| Crafts & DIY, Outdoors

Newspaper plant pots.

Newspaper plant pots.

How to Make Newspaper Seedling Pots – Well, it’s that time of year to get all the seedlings started. Usually I just get those little plastic seedling trays to start my plants in but I’ve never been thrilled with the result for my tomatoes which grow stronger when started in roomier pots. And well, why not save a few bucks and be environmentally friendly at the same time. Simply use the newspaper you already have in your recycling and you can whip up tons of these little pots in no time.

I found a YouTube tutorial that explained how to make newspaper seedling pots but really, you can figure it out pretty quickly just by looking at these photos.


  • Newspaper (the good old Saanich News is what I used – it’s a smaller tabloid size which is great for this)
  • Some sort of can (soup, beans, spaghetti sauce… whatever size you prefer)
  • Scotch tape


  1. Take one sheet of newspaper and fold it into 3 sections so that when you put your can on its side, it’s about 1.5-2″ longer than the can.
  2. Roll the newspaper around the can making sure you have your newspaper hanging over one end (don’t roll too tight or you’ll have trouble getting the newspaper off the can).
  3. Gently put a small piece of tape on the edge of the newspaper once it’s completely wrapped around the can.
  4. On the end of the can that had newspaper hanging over, fold over the newspaper towards the middle of the can until it’s all folded down.
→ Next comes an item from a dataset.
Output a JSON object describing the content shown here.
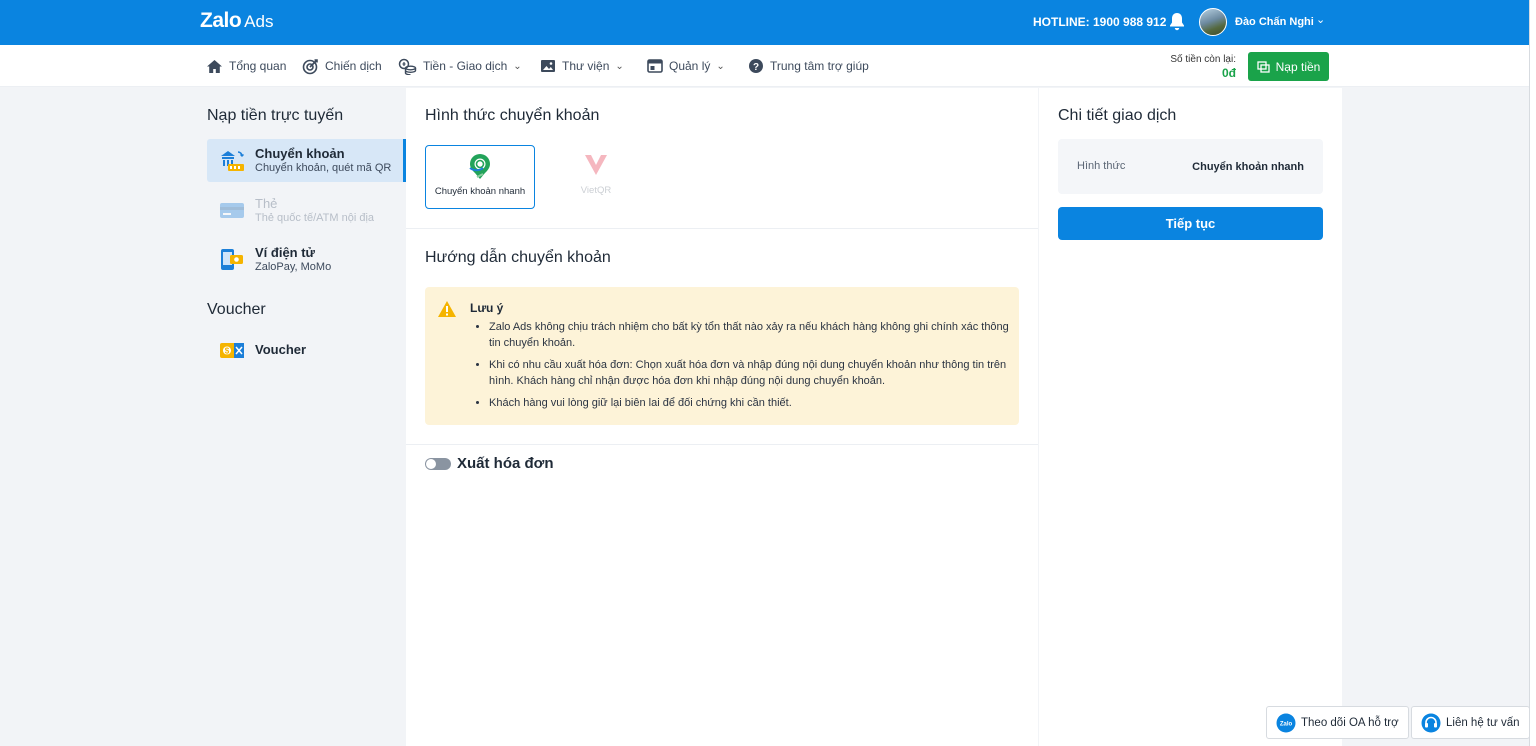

Tap and squish down the paper by pushing the can against a table or other hard surface.  Use a small piece of tape to tape it down.
  5. Remove the newspaper pot from the can.
  6. Fill your pot with soil and plant your seeds or seedlings.
  7. At this point I put all the soil filled newspaper pots in a low plastic watertight  tub that fits about 16-20 pots but you can use whatever you want.
  8. Pour water into the bottom of the tub and it will soak up through the newspaper and into the soil.
  9. When your plants are ready to go into the ground, you can either pop them out of the newspaper pot to plant or just put them straight into the ground since the newspaper will decompose (I’ll likely rip off the bottom of the pot to make sure the roots have room to grow).